Politics|Justice Dept. Investigating TikTok’s Owner Over Possible Spying on Journalists
The inquiry appears to be tied to an admission by the app’s owner, ByteDance, that employees had inappropriately obtained Americans’ data. The company said it had fired the workers involved.
March 17, 2023, 12:05 p.m. ET
WASHINGTON — The Justice Department is investigating the surveillance of American citizens, including several journalists who cover the tech industry, by the Chinese company that owns TikTok, according to three people familiar with the matter.
The investigation, which began late last year, appears to be tied to the admission in December by the company, ByteDance, that its employees had inappropriately obtained the data of American TikTok users, including that of two reporters and a few of their associates.
The department’s criminal division, the F.B.I. and the U.S. attorney for the Eastern District of Virginia are investigating ByteDance, which is based in Beijing and has close ties with China’s government, according to a person with knowledge of the situation.
A Justice Department spokesman had no comment.
Confirmation of the investigation comes as the White House hardens its stance toward forcing the company to address national security concerns about TikTok. They include fears that China might be using the popular video service to gather data about or spy on Americans, undermine democratic institutions and foster internet addictions among young people.
TikTok disclosed this week that the Biden administration had asked its owner to sell the app — which is already being blocked from government phones in the U.S., Europe and more than two dozen states — or face a possible nationwide ban.
The federal criminal inquiry was reported earlier by Forbes magazine. The journalist who wrote the story said she was one of the people whose data had been tracked by the company.

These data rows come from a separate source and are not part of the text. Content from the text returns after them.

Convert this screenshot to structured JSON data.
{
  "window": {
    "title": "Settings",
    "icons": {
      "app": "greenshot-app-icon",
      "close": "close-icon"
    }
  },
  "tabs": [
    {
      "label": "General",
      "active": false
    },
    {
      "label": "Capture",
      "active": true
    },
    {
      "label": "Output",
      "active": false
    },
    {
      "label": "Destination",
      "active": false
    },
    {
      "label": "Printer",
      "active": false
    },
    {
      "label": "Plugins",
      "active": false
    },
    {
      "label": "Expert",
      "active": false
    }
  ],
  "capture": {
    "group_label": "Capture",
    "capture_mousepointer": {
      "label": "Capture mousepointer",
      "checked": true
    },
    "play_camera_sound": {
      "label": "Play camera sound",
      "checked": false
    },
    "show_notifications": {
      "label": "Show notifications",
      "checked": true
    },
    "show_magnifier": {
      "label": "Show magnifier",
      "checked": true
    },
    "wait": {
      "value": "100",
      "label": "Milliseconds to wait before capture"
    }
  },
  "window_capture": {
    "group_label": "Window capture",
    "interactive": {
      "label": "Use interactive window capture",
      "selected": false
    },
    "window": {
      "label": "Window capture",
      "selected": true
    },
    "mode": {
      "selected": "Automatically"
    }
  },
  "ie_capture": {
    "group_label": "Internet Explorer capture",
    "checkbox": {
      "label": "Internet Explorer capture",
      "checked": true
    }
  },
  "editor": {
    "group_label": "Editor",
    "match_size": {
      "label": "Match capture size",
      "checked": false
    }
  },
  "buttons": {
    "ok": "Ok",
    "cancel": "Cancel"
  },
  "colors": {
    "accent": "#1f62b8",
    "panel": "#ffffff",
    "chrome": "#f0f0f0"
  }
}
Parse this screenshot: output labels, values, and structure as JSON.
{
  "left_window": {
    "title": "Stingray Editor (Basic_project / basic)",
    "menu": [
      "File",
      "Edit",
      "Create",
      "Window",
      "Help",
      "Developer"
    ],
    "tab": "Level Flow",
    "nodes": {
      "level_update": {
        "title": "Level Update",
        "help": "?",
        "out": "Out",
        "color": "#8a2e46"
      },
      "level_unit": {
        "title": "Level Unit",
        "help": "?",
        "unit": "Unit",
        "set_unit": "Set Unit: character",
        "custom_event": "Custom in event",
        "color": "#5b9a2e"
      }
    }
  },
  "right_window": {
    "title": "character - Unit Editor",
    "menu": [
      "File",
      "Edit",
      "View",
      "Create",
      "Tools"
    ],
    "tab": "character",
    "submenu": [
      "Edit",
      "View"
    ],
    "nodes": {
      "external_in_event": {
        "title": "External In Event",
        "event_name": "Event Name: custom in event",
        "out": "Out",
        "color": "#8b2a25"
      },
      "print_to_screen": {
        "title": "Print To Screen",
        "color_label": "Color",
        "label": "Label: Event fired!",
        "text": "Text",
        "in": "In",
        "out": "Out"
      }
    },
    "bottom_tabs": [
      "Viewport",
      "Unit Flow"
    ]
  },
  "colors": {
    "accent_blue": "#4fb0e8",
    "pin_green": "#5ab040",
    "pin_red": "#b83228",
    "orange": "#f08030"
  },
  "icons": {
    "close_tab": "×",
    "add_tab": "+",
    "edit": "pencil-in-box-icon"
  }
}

The ByteDance employees implicated in the surveillance, who were later fired, were trying to find the sources of suspected leaks of internal conversations and business documents to journalists. They gained access to the IP addresses and other data of the reporters and people they were connected to via their TikTok accounts.
Two of the employees were based in China. The company said it was making changes to prevent such breaches in the future.
But the company’s reassurances have done little to quell growing demands by politicians on both sides of the aisle to block or ban the app. President Biden has said he might support an effort, now working its way through Congress, to ban the app in the U.S.
This represents a drastic shift over the past year, when some in the administration were expressing confidence that a compromise could be struck that would allow the company to continue its operations in exchange for major changes to its data security and governance.
TikTok had been hoping that a group of federal agencies known as the Committee on Foreign Investment in the United States, or CFIUS, would approve of its plans for operating in the country while remaining under the ownership of ByteDance.
But the No. 2 official at the Justice Department, Lisa Monaco, did not sign off on a 90-page draft agreement, and the Treasury Department, which plays a crucial role in approving deals involving national security risks, expressed skepticism that the potential agreement would resolve national security issues, people with knowledge of the matter said.
The White House now seems to be moving fast in the other direction, with senior officials increasingly viewing a divestment as the only acceptable path forward.
Officials with TikTok, which has a robust public relations and lobbying operation in Washington, said they were weighing their options and expressed disappointed by the pressure to sell.
The company said its security proposal, which involves storing Americans’ data in the United States, offered the best possible protection for users.
“If protecting national security is the objective, divestment doesn’t solve the problem: A change in ownership would not impose any new restrictions on data flows or access,” Maureen Shanahan, a spokeswoman for TikTok, said in a statement this week.
TikTok’s chief executive, Shou Zi Chew, is scheduled to testify before the House Energy and Commerce Committee next week. He is expected to face questions about the app’s ties to China, as well as concerns that it delivers harmful content to young people.
A spokeswoman for TikTok did not immediately respond to a request for comment, and referred all questions to ByteDance.
A ByteDance spokeswoman did not respond. But she had told Forbes that the company “strongly condemned the actions of the individuals found to have been involved,” and would “cooperate with any official investigations when brought to us.”